Wednesday 28 June 2017

Medical care - the good and the bad

Here in the UK we are blessed to have the NHS.

Personally I am extremely grateful and proud of the NHS. I take my hat off to NHS workers whose hard work and care in stretched circumstances make the NHS amazing.

I fear for the future for myself, my children and future generations if the NHS crumbles.

Without it health issues of my loved ones may have ended in a different story.

The worry of paying for medical care and treatment when ill or having experienced an accident is a daunting thought.

Thankfully apart from routine health issues and non-fatal conditions such as PCOS, my personal experience of NHS care is limited to the GP and the odd consultant appointment. “Touch wood” so far I have not had any serious accidents, injuries or sudden illnesses where I have needed immediate, serious health care.
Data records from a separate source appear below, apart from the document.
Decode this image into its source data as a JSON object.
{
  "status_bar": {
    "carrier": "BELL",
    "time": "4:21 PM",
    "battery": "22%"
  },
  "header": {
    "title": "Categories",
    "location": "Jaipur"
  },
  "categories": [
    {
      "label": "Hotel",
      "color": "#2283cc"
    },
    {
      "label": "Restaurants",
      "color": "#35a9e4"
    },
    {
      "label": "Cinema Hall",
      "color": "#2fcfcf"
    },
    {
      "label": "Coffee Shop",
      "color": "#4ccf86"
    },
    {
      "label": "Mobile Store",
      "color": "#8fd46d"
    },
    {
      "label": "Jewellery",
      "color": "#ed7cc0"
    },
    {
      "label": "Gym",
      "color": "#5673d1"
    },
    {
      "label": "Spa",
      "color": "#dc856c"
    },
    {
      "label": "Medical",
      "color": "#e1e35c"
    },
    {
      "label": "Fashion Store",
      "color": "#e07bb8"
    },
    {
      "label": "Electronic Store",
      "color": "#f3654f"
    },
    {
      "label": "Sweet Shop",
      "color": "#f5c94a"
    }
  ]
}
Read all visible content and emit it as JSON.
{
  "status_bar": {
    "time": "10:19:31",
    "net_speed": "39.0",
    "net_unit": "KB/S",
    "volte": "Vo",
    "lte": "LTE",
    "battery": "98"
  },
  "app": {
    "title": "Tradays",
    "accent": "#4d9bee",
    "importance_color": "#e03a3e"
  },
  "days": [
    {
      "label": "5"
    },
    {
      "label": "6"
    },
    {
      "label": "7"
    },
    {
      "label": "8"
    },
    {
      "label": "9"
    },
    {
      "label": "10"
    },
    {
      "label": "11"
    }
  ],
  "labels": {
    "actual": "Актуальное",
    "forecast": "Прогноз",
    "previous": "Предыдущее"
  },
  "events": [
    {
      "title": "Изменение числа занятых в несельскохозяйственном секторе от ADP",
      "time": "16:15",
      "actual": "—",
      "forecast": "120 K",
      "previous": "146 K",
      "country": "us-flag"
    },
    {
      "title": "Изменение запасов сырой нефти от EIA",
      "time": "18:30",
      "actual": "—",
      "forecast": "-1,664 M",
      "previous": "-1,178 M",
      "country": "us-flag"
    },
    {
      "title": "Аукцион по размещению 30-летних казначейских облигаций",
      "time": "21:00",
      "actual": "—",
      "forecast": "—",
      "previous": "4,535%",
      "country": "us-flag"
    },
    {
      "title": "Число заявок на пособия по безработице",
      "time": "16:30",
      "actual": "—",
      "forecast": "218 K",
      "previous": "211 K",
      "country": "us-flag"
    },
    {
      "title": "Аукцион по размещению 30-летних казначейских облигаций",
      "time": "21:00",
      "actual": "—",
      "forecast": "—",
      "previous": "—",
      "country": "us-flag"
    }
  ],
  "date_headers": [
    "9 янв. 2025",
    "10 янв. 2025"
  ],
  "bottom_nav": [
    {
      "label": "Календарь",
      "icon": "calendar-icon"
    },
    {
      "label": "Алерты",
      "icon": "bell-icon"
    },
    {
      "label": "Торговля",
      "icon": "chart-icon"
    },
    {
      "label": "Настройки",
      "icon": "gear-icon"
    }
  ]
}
My only hospital stays have been the 2 nights when my children were born - 1 night each a few years apart.

Those brief stays in hospital when I was giving birth to my beautiful boys were for me a positive experience. I received great health care and both myself and my baby were well cared for by busy midwives and other hospital staff.

My positive view of the NHS was further validated when Jelly Bean needed medical care when he was a mere few weeks old. GP’s, the Paediatric day ward at our local hospital, ambulance workers and the staff, nurses, consultant doctors and surgeons at Noah’s Ark Hospital at the University of Wales Cardiff all provided great care and helped get my boy better and fighting fit once again.

Whilst the care Jelly Bean received when unwell and in need of surgery was great, during our time at the Noah’s Ark Hospital I saw how busy, stretched and understaffed the ward was.

Even though the ward was exceptionally busy yet devastatingly understaffed the care Jelly Bean received was high quality, through and attentive. The nurses caring for him were diligent, friendly, caring and skilled. From the nurses to the anaesthetist to the consultants to the surgeons, all were more than happy to take the time to talk in detail about Jelly Bean and his care plan as well as answer any queries I had.

Being over 100 miles away from home alone with Jelly Bean and away from Lee and my other boy Bug with a newborn baby who was unwell and needing emergency surgery was a frightening and daunting experience. If the care from the hospital had been lacking it would have made the experience a lot worse, affecting not only Jelly Bean’s level of care and medical attention but also my confidence in the hospital and his care along with my own emotions surrounding the experience. Thankfully though due to the level of quality care given to Jelly Bean and the skilled staff looking after him I felt reassured that he was in safe hands - which thankfully he was!

My experience as a parent with a child in hospital has taught me that you should witness medical staff showing quality, skilled care and be able to ask for information and explanations about treatments and care plans so that you feel happy with a good understanding of the care being provided.

Even though we as a family have had no issues with any medical care we have received from the NHS, as I have personally witnessed how strained and overextended the NHS and its staff are it is sadly no surprise that sometimes care standards may slip or oversights may happen which result in medical negligence.

For example whilst I have personally received good care during labour my sister was not so fortunate. During the birth of her first born due to poor health care provided at the hospital she suffered from personal injuries which not only caused physical issues but has left her with mental issues and anxiety from the experience. Whilst she is relieved that her son was born healthy, the injuries caused to her during labour have caused her long term problems.

Unfortunately my sister is not alone in having received poor care whilst in hospital and suffering the long term affects that medical negligence can cause. In 2015/16 there were 1,811,175 patient safety incidents (an incident that has potential to jeopardise a patient’s safety, care or treatment), 5,569 of which resulted in severe harm and unfortunately 4,371 of which resulted in death.

For patients who has suffered medical negligence and poor health care they can complain to the NHS as well as claim compensation for their ordeal.  In 2015/16 the NHS paid £1,488.5 million in clinical negligence compensation. If you have experienced poor medical treatment and care and need help and advice to make a claim for medical negligence take a look at who are experts in medical negligence claims.

Have you experienced medical negligence?

No comments:

Post a Comment